Drivers say Center Street detour confusing
By John Joyce
Published in News on August 17, 2012 1:46 PM
A number of people have found out that the city is serious about motorists disobeying traffic signs at the intersection of Mulberry and Center streets. Goldsboro police say nearly two dozen drivers have been issued tickets this week for trying to get around the blockades that have been set up while work on the Streetscape project is under way.
Turning the wrong way on the Center Street circle and jumping barricades to avoid the detour caused by construction there will cost you, local drivers found out this week.
A high volume of traffic citations handed out downtown by Goldsboro police Monday raised quite a stir with operators and patrons of the local businesses anchored there.
Maj. Mike West of the Goldsboro Police Department's Traffic Division said at least 21 citations were handed out at the intersection of Center and Mulberry streets.
West could neither confirm nor deny reports from those ticketed who claimed the costs were as high as $282.
"Infractions included 'failure to obey traffic devices' and other charges," West said. "That would account for the variance in prices for the tickets issued."
The westbound lane of Mulberry Street at the point it intersects with Center Street has been closed since May due to construction related to Downtown Goldsboro Development Corp.'s Center Street Streetscape Project.
The eastbound lane has remained open, allowing for one-way traffic. Some drivers, though, have been skirting around the two "Road Closed" signs positioned along Mulberry Street as it approaches Center Street, ignoring too the more than 14 Bob's Barricades placed to prevent through-traffic.

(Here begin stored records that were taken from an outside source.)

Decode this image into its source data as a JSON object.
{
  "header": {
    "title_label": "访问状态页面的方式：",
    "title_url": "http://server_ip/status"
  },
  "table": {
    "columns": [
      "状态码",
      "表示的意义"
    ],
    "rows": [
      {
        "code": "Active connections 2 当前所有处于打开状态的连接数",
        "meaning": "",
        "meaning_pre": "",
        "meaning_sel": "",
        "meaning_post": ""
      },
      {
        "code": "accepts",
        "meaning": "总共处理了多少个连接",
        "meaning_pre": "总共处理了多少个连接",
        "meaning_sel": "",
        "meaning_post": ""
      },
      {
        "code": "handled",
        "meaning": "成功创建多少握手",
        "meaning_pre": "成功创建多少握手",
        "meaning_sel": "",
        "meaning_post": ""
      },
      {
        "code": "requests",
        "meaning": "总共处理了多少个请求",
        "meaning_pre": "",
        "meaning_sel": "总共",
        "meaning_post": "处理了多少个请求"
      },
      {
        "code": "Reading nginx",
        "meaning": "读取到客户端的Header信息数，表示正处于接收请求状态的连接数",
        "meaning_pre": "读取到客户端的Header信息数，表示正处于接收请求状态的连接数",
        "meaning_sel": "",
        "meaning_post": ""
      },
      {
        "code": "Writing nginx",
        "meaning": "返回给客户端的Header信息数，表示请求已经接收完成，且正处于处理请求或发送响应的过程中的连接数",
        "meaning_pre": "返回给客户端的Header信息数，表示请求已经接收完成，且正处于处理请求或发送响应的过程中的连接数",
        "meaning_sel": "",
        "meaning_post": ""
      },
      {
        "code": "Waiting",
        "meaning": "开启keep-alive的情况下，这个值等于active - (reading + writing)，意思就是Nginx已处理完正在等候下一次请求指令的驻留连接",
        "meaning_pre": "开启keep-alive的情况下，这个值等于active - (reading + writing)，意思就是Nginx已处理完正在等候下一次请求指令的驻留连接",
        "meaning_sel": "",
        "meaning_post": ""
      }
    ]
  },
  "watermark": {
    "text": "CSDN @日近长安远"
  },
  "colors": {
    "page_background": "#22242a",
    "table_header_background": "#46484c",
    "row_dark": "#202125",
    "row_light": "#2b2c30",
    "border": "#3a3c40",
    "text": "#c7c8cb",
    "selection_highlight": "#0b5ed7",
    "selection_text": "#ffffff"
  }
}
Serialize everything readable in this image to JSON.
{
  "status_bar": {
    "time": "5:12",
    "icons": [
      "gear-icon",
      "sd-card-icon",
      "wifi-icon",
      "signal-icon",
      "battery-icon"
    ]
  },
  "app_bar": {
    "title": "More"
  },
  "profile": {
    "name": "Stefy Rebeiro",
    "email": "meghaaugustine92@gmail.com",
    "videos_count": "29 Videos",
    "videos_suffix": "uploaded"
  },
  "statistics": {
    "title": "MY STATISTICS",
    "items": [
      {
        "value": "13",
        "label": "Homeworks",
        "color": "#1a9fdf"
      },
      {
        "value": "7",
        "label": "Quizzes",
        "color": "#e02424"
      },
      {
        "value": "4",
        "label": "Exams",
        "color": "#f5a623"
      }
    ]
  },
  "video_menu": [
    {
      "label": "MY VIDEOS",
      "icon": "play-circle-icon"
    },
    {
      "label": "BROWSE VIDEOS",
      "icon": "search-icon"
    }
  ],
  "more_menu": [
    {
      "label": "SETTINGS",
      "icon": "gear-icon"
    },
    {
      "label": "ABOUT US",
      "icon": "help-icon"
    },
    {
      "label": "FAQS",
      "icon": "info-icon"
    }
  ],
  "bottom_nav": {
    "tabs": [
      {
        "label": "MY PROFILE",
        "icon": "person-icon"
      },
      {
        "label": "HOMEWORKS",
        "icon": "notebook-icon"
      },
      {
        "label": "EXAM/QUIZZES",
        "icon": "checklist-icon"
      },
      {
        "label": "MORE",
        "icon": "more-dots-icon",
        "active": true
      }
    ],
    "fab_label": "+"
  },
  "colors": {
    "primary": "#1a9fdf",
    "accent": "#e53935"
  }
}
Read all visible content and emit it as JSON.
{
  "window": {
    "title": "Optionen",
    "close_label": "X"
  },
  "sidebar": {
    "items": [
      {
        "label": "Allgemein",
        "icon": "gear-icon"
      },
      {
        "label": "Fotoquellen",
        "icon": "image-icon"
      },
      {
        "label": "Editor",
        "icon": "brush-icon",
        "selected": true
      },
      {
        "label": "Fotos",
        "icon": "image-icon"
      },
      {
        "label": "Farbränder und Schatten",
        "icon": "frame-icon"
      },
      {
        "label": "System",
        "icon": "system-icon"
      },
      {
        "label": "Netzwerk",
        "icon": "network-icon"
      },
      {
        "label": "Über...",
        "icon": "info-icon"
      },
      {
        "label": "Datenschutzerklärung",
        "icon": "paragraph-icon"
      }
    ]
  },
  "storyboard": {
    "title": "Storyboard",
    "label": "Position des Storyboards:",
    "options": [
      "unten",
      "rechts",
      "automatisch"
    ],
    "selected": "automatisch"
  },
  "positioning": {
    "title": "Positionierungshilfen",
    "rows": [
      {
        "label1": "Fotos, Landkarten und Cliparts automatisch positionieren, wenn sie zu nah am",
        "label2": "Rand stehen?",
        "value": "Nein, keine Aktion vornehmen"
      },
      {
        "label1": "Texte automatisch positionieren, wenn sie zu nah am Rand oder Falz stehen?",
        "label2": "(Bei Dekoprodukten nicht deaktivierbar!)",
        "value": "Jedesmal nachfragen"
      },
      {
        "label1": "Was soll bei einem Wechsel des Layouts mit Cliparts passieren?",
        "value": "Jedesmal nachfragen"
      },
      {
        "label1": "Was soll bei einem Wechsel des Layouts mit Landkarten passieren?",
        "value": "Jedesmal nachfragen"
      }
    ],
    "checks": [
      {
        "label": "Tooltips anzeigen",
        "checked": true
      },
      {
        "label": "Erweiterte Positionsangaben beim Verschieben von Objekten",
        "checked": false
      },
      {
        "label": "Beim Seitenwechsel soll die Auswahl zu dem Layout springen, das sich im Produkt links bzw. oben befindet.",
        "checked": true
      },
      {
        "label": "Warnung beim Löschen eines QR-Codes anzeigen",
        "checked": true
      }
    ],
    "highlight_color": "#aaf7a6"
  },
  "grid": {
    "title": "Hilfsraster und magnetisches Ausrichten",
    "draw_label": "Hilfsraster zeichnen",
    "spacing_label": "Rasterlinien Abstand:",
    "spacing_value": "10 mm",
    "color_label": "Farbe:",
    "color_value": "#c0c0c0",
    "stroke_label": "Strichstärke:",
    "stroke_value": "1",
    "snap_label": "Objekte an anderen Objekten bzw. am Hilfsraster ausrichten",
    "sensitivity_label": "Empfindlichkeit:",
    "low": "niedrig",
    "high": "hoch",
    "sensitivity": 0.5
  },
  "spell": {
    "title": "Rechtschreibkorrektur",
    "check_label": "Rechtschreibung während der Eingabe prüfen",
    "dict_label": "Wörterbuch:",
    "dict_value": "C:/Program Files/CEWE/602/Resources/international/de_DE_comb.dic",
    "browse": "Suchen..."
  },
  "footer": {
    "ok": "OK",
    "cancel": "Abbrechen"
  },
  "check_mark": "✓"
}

An erected fence that surrounds the construction site, and the many bulldozers and workers assembled within the fenced-in area, have also failed to deter violators.
"Safety was our main concern," City Manager Scott A. Stevens said.
Stevens said that a rise in the number of vehicles bypassing the closure signs and continuing to drive through the restricted area prompted him to ask Police Chief Jeff Stewart to ramp up police presence at the intersection.
In addition to the barricades and posted signs, the traffic light at the intersection is set to flash yellow, which drivers have indicated they thought meant "proceed with caution."
"It is confusing, but our only other option was to close the street completely," Stevens said. The city manager went on to say that, although Mulberry Street will be completely shut down at some point during the project, he wanted to protect the businesses there by leaving it open as long as possible.
Not all of the business owners feel protected.
Percy Royall, owner of Royall Barber Shop, 142 Center St., wonders why visitors aren't being encouraged to use the John Street parking lot adjacent to his business.
"I've been here 43 years and never seen it this bad," Royall said. He said a sign directing customers to the parking area that connects John and Center streets would be beneficial and clear up confusion caused by the detour.
The road closure has impacted at least one other long-standing Center Street business.
"It don't really make sense; they have one little old sign," said Walley Williams, proprietor of Goldsboro Furniture Store, located for 50 years on the northwest corner of Mulberry and Center streets. His employees witnessed the traffic stops also.
"They've been pulling them over left and right, two and three at a time," David Solomon said.
Williams and his workers have for months seen cars slip past the barricades and warning signs that are posted along the constructions zone. They have not seen any tickets issued prior to Monday. Williams said that he hasn't been seeing any customers either.
"I don't do any business. I was doing about $6,000 a week," said Williams, referring to the pre-construction patronage he has been accustomed to for decades.
"Now I'm doing $200."
Williams said he is thinking of calling it quits after a half-century, blaming City Hall and the Streetscape Project for what he says is "ruining downtown."
The Little Bank, which sits opposite the furniture store, felt the pinch Monday when numerous customers complained about the ticketing.
"People have been cautious going through there," said Roy Parker, bank manager.
According to Parker, the ticketing began about 10 a.m. Monday and continued after he left around 5 p.m. Although concerned that his customers felt they were treated unfairly Monday, Parker spoke highly of the construction workers and contractors working on the project site, saying that they have been very attentive to the bank's needs.
Unlike Williams, Parker has high hopes for the Streetscape project, which he says is "cleaning up the area."
Project Manager Josh Price seconded the city manager's safety concerns when speaking to the matter of drivers being ticketed for violating the road closure.
The section of roadway that remains open is narrow and visibility can be obstructed by cars parked on either side. Drivers heading the wrong way up the converted one-way street run the risk of being in the path of cars legally turning right from Center Street onto Mulberry Street.
"There has been concern for our guys working close to the fence as cars have been coming close to it," Price said.
In regard to the local businesses being impacted one way or another, either by the construction or the recent ticketing, Price declined to comment.